▸ **EXERCISE**:
Sift through the material below and return the lines with "permissions".

Segment Start: DATA FOR PROCESSING

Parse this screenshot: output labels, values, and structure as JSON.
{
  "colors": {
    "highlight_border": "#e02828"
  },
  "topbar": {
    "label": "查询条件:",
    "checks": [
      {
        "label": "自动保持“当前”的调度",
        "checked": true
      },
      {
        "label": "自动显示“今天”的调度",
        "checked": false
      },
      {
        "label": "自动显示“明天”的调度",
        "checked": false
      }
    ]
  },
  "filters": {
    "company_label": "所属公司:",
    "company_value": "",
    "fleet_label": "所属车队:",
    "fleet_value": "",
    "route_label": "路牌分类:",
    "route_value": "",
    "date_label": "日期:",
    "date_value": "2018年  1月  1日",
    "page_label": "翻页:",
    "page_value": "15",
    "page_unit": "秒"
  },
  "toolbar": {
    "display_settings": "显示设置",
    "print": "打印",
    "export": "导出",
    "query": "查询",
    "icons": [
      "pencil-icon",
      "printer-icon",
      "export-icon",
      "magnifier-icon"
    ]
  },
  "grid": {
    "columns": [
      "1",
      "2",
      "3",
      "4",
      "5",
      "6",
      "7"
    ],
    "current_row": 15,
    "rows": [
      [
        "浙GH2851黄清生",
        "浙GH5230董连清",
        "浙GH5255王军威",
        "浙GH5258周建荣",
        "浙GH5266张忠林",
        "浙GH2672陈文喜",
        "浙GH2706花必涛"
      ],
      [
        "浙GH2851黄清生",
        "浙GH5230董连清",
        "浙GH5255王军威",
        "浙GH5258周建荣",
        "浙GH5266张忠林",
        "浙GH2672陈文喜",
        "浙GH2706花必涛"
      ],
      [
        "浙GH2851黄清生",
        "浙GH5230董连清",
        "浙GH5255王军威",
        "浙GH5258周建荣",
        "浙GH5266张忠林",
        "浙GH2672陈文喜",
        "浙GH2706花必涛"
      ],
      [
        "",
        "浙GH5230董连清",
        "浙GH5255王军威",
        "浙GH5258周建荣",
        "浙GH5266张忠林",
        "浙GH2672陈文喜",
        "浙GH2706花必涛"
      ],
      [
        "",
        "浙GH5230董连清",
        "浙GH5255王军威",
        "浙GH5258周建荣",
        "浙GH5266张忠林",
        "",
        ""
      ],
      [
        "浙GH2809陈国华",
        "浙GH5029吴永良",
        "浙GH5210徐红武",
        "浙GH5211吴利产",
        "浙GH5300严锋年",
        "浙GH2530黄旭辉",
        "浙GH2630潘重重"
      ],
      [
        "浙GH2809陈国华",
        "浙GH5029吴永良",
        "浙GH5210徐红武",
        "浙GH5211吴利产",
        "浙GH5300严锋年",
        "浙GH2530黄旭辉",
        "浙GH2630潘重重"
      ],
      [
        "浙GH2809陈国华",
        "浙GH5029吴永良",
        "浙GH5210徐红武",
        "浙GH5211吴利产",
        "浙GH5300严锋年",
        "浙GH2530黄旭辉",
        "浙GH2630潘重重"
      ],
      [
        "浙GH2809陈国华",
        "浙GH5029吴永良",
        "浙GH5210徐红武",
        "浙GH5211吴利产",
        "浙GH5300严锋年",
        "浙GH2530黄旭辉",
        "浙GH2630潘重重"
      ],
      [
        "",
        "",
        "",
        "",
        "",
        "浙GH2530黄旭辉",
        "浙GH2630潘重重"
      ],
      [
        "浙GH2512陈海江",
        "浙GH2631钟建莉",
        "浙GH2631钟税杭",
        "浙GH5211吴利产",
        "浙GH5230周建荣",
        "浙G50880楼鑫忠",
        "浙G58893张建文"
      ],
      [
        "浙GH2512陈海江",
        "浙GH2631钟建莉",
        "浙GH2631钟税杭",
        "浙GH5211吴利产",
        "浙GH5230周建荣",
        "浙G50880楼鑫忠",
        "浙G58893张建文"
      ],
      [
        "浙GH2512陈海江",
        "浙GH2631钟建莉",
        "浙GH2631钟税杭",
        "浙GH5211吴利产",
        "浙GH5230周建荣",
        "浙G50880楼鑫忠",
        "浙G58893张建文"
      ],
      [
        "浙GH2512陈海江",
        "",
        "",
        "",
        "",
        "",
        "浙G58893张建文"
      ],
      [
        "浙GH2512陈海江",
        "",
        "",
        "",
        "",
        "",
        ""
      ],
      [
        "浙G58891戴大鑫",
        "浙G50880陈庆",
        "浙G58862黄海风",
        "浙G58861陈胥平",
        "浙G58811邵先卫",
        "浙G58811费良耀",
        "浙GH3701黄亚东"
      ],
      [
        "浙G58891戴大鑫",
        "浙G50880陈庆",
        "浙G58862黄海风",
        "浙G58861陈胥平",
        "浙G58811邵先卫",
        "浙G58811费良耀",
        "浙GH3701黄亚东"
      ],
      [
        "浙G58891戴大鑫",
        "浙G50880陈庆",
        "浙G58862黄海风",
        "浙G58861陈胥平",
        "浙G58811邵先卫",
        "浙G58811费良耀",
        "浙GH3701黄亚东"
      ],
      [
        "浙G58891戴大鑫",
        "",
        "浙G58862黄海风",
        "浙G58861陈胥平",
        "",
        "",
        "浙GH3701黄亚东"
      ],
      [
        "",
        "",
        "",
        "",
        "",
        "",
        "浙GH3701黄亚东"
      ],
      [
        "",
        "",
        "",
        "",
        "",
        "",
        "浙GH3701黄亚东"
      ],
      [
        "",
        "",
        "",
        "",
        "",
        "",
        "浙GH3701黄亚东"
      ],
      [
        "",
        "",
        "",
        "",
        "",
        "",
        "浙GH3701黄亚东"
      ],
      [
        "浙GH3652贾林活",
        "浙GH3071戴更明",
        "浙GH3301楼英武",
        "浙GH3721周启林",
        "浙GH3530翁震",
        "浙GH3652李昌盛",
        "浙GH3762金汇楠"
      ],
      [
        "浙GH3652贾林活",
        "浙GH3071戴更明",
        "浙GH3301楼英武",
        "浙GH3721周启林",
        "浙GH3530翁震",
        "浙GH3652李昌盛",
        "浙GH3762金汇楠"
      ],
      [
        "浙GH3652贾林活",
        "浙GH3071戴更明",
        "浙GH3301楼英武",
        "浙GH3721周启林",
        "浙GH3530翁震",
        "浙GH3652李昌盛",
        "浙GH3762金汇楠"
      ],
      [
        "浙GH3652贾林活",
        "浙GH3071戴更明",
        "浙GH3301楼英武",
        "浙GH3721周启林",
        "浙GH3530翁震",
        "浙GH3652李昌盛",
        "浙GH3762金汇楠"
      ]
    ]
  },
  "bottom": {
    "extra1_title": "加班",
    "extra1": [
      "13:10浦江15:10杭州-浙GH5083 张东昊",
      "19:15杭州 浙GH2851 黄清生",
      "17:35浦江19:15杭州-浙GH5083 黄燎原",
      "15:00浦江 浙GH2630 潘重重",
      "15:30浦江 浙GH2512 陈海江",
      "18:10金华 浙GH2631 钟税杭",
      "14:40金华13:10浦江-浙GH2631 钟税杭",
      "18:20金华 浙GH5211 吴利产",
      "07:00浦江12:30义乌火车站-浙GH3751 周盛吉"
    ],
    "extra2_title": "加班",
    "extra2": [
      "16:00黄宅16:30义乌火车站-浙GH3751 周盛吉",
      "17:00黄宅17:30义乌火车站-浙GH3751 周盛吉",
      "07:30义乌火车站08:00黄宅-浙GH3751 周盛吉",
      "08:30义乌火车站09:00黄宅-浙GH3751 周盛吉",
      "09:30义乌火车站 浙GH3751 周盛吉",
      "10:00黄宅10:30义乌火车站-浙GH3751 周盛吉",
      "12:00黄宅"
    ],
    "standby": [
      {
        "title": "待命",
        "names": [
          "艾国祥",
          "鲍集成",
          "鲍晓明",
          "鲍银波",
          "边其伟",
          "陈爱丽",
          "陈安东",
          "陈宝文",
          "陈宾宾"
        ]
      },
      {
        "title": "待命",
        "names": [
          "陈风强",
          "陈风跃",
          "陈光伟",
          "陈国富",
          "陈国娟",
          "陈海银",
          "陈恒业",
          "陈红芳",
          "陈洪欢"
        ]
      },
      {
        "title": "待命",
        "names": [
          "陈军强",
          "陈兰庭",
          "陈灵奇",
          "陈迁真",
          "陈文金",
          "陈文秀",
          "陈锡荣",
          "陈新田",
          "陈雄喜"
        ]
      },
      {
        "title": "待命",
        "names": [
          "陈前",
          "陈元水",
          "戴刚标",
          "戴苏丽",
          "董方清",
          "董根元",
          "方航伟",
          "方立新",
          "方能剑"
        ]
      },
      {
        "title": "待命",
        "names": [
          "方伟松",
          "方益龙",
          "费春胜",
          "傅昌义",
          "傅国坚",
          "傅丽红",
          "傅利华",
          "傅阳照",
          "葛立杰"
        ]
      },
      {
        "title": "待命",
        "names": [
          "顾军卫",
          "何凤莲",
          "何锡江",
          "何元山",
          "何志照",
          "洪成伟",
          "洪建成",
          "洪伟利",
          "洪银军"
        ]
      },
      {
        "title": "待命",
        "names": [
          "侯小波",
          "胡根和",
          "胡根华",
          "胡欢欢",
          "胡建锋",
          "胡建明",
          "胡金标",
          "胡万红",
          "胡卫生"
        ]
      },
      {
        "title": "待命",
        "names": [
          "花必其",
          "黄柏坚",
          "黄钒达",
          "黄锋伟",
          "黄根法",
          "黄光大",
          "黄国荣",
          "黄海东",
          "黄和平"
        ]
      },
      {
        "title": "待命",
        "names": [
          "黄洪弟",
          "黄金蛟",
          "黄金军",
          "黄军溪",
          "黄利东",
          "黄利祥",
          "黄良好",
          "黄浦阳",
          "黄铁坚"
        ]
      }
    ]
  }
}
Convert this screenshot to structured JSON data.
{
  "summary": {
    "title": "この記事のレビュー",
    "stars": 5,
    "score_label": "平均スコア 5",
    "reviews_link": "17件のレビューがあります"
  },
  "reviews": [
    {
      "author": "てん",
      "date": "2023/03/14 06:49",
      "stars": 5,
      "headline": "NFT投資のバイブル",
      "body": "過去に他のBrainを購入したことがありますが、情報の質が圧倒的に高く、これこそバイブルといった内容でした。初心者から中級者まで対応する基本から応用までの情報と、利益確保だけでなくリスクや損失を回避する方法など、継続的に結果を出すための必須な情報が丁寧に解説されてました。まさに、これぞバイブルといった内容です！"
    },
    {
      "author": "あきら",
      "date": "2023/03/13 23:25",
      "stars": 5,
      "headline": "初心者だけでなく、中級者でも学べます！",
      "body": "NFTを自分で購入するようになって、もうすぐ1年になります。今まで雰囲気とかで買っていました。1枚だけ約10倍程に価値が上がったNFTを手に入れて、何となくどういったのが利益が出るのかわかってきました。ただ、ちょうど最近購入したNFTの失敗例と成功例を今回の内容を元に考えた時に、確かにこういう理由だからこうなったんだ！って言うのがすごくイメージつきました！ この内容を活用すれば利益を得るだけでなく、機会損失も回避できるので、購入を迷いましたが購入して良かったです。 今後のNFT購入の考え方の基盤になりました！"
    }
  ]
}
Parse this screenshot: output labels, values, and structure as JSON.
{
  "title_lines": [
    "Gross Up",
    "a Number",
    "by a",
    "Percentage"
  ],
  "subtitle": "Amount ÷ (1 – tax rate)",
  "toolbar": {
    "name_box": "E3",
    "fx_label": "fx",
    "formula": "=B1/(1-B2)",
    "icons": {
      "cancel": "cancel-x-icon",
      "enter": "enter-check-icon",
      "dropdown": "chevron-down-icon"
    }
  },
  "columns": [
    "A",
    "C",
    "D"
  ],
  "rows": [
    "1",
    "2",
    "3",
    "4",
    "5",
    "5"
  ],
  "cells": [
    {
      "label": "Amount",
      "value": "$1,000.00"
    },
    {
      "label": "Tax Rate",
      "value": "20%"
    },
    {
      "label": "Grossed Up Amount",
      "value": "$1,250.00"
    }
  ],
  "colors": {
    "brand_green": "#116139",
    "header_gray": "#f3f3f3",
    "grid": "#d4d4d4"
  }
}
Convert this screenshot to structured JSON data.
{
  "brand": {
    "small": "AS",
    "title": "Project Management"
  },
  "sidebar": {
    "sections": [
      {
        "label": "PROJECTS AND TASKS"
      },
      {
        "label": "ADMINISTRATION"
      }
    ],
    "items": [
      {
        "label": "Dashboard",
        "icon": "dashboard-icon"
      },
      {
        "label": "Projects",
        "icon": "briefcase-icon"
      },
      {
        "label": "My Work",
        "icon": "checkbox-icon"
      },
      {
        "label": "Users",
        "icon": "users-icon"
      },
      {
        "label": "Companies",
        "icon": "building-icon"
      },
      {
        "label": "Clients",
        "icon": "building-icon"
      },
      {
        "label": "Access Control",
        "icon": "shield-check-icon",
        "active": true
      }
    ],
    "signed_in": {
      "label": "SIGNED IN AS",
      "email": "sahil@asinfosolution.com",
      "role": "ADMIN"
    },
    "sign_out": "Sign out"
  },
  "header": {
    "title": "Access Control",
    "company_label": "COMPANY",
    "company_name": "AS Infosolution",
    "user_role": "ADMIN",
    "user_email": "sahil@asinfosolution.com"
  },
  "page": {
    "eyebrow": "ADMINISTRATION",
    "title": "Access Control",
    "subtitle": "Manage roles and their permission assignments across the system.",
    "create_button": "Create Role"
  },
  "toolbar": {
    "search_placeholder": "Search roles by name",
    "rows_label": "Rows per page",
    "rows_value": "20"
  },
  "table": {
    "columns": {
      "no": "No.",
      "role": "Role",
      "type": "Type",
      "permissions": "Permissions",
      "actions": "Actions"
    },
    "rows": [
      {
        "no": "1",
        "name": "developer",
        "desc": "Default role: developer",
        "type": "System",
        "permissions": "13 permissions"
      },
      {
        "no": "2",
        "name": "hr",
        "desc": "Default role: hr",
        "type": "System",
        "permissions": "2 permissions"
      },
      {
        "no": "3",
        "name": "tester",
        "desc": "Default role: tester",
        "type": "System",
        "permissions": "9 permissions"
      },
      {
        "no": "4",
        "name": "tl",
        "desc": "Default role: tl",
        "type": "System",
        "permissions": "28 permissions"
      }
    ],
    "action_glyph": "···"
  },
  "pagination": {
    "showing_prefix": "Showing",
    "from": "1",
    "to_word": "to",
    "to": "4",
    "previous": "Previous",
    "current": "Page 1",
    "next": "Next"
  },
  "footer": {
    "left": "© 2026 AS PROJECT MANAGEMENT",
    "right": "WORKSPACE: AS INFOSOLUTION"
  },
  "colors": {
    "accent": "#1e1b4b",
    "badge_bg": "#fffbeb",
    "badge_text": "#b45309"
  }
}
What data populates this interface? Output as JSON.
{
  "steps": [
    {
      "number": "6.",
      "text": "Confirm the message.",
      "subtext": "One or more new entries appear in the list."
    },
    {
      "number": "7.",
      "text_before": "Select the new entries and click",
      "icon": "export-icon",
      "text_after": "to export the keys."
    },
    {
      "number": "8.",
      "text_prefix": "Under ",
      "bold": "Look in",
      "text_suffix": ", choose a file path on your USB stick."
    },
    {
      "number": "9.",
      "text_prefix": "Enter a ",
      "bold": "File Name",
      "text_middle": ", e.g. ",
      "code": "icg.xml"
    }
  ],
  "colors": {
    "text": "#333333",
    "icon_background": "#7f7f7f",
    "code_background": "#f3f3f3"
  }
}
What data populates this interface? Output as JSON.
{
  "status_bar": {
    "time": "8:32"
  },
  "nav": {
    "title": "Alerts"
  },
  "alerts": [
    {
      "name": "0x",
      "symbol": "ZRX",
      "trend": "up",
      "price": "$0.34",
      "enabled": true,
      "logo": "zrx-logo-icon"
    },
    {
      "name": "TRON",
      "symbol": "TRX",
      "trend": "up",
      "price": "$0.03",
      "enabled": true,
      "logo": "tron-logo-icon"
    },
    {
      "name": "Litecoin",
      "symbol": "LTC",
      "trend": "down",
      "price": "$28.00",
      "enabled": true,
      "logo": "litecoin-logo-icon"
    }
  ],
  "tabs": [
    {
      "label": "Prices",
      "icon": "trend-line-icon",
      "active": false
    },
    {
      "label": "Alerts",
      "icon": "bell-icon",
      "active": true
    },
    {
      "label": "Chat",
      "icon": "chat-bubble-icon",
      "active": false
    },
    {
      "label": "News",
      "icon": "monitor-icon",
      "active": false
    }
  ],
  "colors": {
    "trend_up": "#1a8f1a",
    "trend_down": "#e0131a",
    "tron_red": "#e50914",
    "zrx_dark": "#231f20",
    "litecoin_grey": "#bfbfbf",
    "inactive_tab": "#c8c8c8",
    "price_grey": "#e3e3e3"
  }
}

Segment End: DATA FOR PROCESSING

▸ **REPLY**:
      "permissions": "Permissions",
        "permissions": "13 permissions"
        "permissions": "2 permissions"
        "permissions": "9 permissions"
        "permissions": "28 permissions"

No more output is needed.